May 14, 2012; Duncan Stroik. Photo by Matt Cashore/University of Notre Dame

Duncan Stroik, the designer behind Christ Chapel, visited campus last Thursday. We sat down with the architect for a con­ver­sation on the chapel, on archi­tecture, and on his inspi­ration.  

Stroik, a second-gen­er­ation architect, trans­lated his  childhood of vis­iting his­toric and modern buildings into a career in archi­tecture, which he studied at the Uni­versity of Vir­ginia and Yale.

What do you enjoy designing, gen­erally?

One of my favorite things is to design buildings for stu­dents. To work on a college campus is so exciting for me, because American cam­puses are unique in the world. You could say it’s a dream come true to work on a college campus so close to where I live.

What spe­cific buildings do you like to do?

To do a chapel, which is my favorite building because it’s sacred.

What do you appre­ciate about Hillsdale?

The people and the stu­dents and the faculty and the admin­is­tration —  they’re so amazing to work with and learn from. I like learning from people who are smarter than me, which is why I love Hillsdale.

What did the Uni­versity of Vir­ginia expose you to in terms of style and inspi­ration?

My best teacher was Thomas Jef­ferson. The more I studied that guy and his buildings, the more inspired I was. I left UVA thinking that he was the best architect there ever was.
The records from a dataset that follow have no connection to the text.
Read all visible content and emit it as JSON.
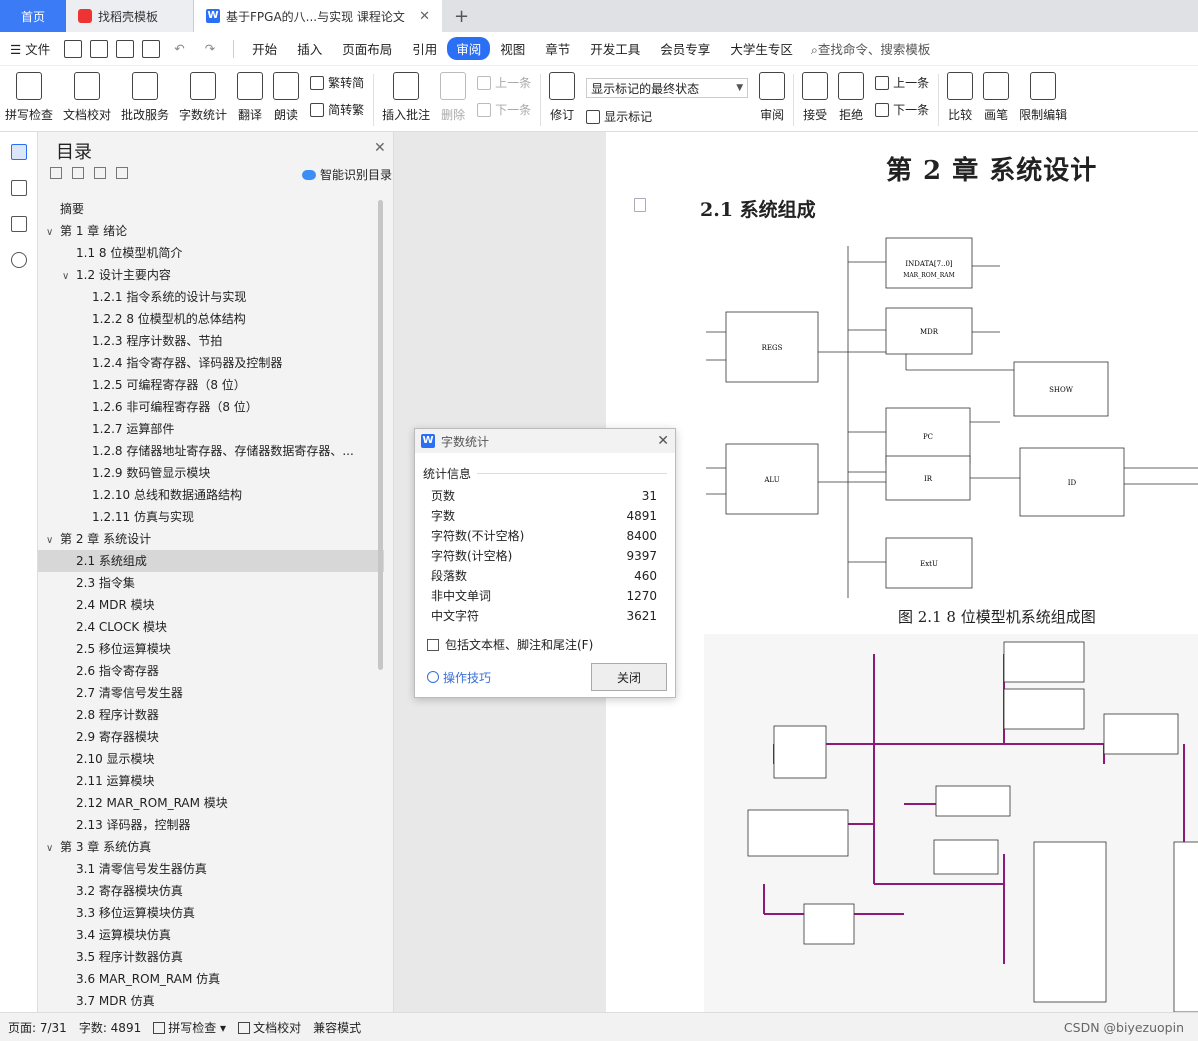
{
  "tabs": {
    "home": "首页",
    "templates": "找稻壳模板",
    "doc": "基于FPGA的八...与实现 课程论文"
  },
  "menu": [
    "文件",
    "开始",
    "插入",
    "页面布局",
    "引用",
    "审阅",
    "视图",
    "章节",
    "开发工具",
    "会员专享",
    "大学生专区"
  ],
  "search_text": "查找命令、搜索模板",
  "ribbon": {
    "spell": "拼写检查",
    "proofread": "文档校对",
    "batch": "批改服务",
    "wordcount": "字数统计",
    "translate": "翻译",
    "read": "朗读",
    "trad": "繁转简",
    "simp": "简转繁",
    "insert_comment": "插入批注",
    "delete": "删除",
    "prev": "上一条",
    "next": "下一条",
    "revise": "修订",
    "markup_state": "显示标记的最终状态",
    "show_markup": "显示标记",
    "review": "审阅",
    "accept": "接受",
    "reject": "拒绝",
    "prev2": "上一条",
    "next2": "下一条",
    "compare": "比较",
    "pen": "画笔",
    "restrict": "限制编辑"
  },
  "toc": {
    "title": "目录",
    "smart": "智能识别目录",
    "items": [
      {
        "level": 0,
        "text": "摘要",
        "caret": ""
      },
      {
        "level": 0,
        "text": "第 1 章  绪论",
        "caret": "∨"
      },
      {
        "level": 1,
        "text": "1.1 8 位模型机简介",
        "caret": ""
      },
      {
        "level": 1,
        "text": "1.2 设计主要内容",
        "caret": "∨"
      },
      {
        "level": 2,
        "text": "1.2.1  指令系统的设计与实现",
        "caret": ""
      },
      {
        "level": 2,
        "text": "1.2.2 8 位模型机的总体结构",
        "caret": ""
      },
      {
        "level": 2,
        "text": "1.2.3  程序计数器、节拍",
        "caret": ""
      },
      {
        "level": 2,
        "text": "1.2.4  指令寄存器、译码器及控制器",
        "caret": ""
      },
      {
        "level": 2,
        "text": "1.2.5  可编程寄存器（8 位）",
        "caret": ""
      },
      {
        "level": 2,
        "text": "1.2.6  非可编程寄存器（8 位）",
        "caret": ""
      },
      {
        "level": 2,
        "text": "1.2.7  运算部件",
        "caret": ""
      },
      {
        "level": 2,
        "text": "1.2.8  存储器地址寄存器、存储器数据寄存器、...",
        "caret": ""
      },
      {
        "level": 2,
        "text": "1.2.9  数码管显示模块",
        "caret": ""
      },
      {
        "level": 2,
        "text": "1.2.10  总线和数据通路结构",
        "caret": ""
      },
      {
        "level": 2,
        "text": "1.2.11  仿真与实现",
        "caret": ""
      },
      {
        "level": 0,
        "text": "第 2 章  系统设计",
        "caret": "∨"
      },
      {
        "level": 1,
        "text": "2.1 系统组成",
        "caret": "",
        "selected": true
      },
      {
        "level": 1,
        "text": "2.3  指令集",
        "caret": ""
      },
      {
        "level": 1,
        "text": "2.4 MDR 模块",
        "caret": ""
      },
      {
        "level": 1,
        "text": "2.4 CLOCK 模块",
        "caret": ""
      },
      {
        "level": 1,
        "text": "2.5  移位运算模块",
        "caret": ""
      },
      {
        "level": 1,
        "text": "2.6  指令寄存器",
        "caret": ""
      },
      {
        "level": 1,
        "text": "2.7  清零信号发生器",
        "caret": ""
      },
      {
        "level": 1,
        "text": "2.8  程序计数器",
        "caret": ""
      },
      {
        "level": 1,
        "text": "2.9  寄存器模块",
        "caret": ""
      },
      {
        "level": 1,
        "text": "2.10  显示模块",
        "caret": ""
      },
      {
        "level": 1,
        "text": "2.11  运算模块",
        "caret": ""
      },
      {
        "level": 1,
        "text": "2.12 MAR_ROM_RAM 模块",
        "caret": ""
      },
      {
        "level": 1,
        "text": "2.13  译码器，控制器",
        "caret": ""
      },
      {
        "level": 0,
        "text": "第 3 章  系统仿真",
        "caret": "∨"
      },
      {
        "level": 1,
        "text": "3.1  清零信号发生器仿真",
        "caret": ""
      },
      {
        "level": 1,
        "text": "3.2  寄存器模块仿真",
        "caret": ""
      },
      {
        "level": 1,
        "text": "3.3  移位运算模块仿真",
        "caret": ""
      },
      {
        "level": 1,
        "text": "3.4  运算模块仿真",
        "caret": ""
      },
      {
        "level": 1,
        "text": "3.5  程序计数器仿真",
        "caret": ""
      },
      {
        "level": 1,
        "text": "3.6 MAR_ROM_RAM 仿真",
        "caret": ""
      },
      {
        "level": 1,
        "text": "3.7 MDR 仿真",
        "caret": ""
      }
    ]
  },
  "doc": {
    "chapter": "第 2 章  系统设计",
    "section": "2.1 系统组成",
    "figure_caption": "图 2.1  8 位模型机系统组成图",
    "blocks": [
      {
        "name": "INDATA[7..0]",
        "sub": "MAR_ROM_RAM"
      },
      {
        "name": "REGS",
        "sub": ""
      },
      {
        "name": "MDR",
        "sub": ""
      },
      {
        "name": "SHOW",
        "sub": ""
      },
      {
        "name": "PC",
        "sub": ""
      },
      {
        "name": "ALU",
        "sub": ""
      },
      {
        "name": "IR",
        "sub": ""
      },
      {
        "name": "ID",
        "sub": ""
      },
      {
        "name": "ExtU",
        "sub": ""
      }
    ]
  },
  "dialog": {
    "title": "字数统计",
    "section": "统计信息",
    "stats": [
      {
        "label": "页数",
        "value": "31"
      },
      {
        "label": "字数",
        "value": "4891"
      },
      {
        "label": "字符数(不计空格)",
        "value": "8400"
      },
      {
        "label": "字符数(计空格)",
        "value": "9397"
      },
      {
        "label": "段落数",
        "value": "460"
      },
      {
        "label": "非中文单词",
        "value": "1270"
      },
      {
        "label": "中文字符",
        "value": "3621"
      }
    ],
    "checkbox": "包括文本框、脚注和尾注(F)",
    "tips": "操作技巧",
    "close": "关闭"
  },
  "status": {
    "page": "页面: 7/31",
    "words": "字数: 4891",
    "spell": "拼写检查",
    "proof": "文档校对",
    "compat": "兼容模式",
    "watermark": "CSDN @biyezuopin"
  },
  "colors": {
    "accent": "#2b6ff5",
    "schematic_bus": "#8b1a7a"
  }
}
UVA is a beau­tiful campus, which Jef­ferson called an “aca­d­e­mical village.” It was really inspiring archi­tecture.

You said Jef­ferson described Italian architect Andrea Pal­ladio as an “archi­tecture Bible.” What did you learn about these great archi­tects?

These guys had a bib­li­og­raphy. They weren’t inventing stuff out of thin air, they weren’t building things that would vanish, they were doing some­thing timeless. That’s hard to do, but you can succeed by studying the great masters.

What is clas­sical about clas­sical archi­tecture?

That’s a $600,000 question. On the one hand, we think of clas­sical relating to antiquity and tra­dition as the “democracy of the dead.” Clas­sicism applies stan­dards of excel­lence and time­lessness. The great thing about clas­sicism in art is that it is a living con­ver­sation. It allows us to incor­porate who we are into some­thing excellent. We’re going to end up doing things dif­fer­ently than Jef­ferson did at UVA.

What is the purpose of archi­tecture?

There is a basic need humans have called shelter. We have a second need called com­munity. One way to under­stand archi­tecture is in meeting these needs. This creates the pos­si­bility for not just shelter, but some­thing higher. Buildings or shelter fulfill basic needs, but archi­tecture ful­fills aes­thetic and spir­itual needs. Archi­tecture should ennoble people.

In this case, we’re trying to raise people up in their voca­tions as stu­dents and faculty. We want to make people’s time at the College even more good, even more true, and even more beau­tiful.

Do you have a favorite building?

I really love the lawn at UVA where he turned the Pan­theon into a library and temples into faculty apart­ments. It’s the closest thing we have in America to a Roman Forum.

What are the uni­fying prin­ciples of Hillsdale College’s archi­tecture, and how does the chapel adhere to them?

The building we focus on is Central Hall — Ital­ianate or French Second Empire. It’s a building of its time that’s very American.

We want to make the back quad­rangle even more beau­tiful — some­thing like a cross between a Southern European piazza and a New England town green. It’s an ‘outdoor room’ created by mul­tiple buildings.

We were very inter­ested in reflecting Hillsdale’s mission in the building — pro­moting the best in the American exper­iment. A lot of the design was inspired by Wash­ington, D.C., for that reason.

I don’t want one tower facing another, I wanted to respect Central Hall and Hillsdale’s tra­dition. So, we decided on two smaller towers.

From what other examples does the chapel draw inspi­ration?

It’s less Puritan than the New England meet­ing­house, but it’s still very American. It’s a place of study and inspi­ration. The entrance to the Chapel is inspired by the Jef­ferson Memorial and other “cir­cular temples.”

What do you hope stu­dents take away from this project?

This was a chal­lenge unlike any­thing I’ve ever done. I hope it’s inspiring for stu­dents.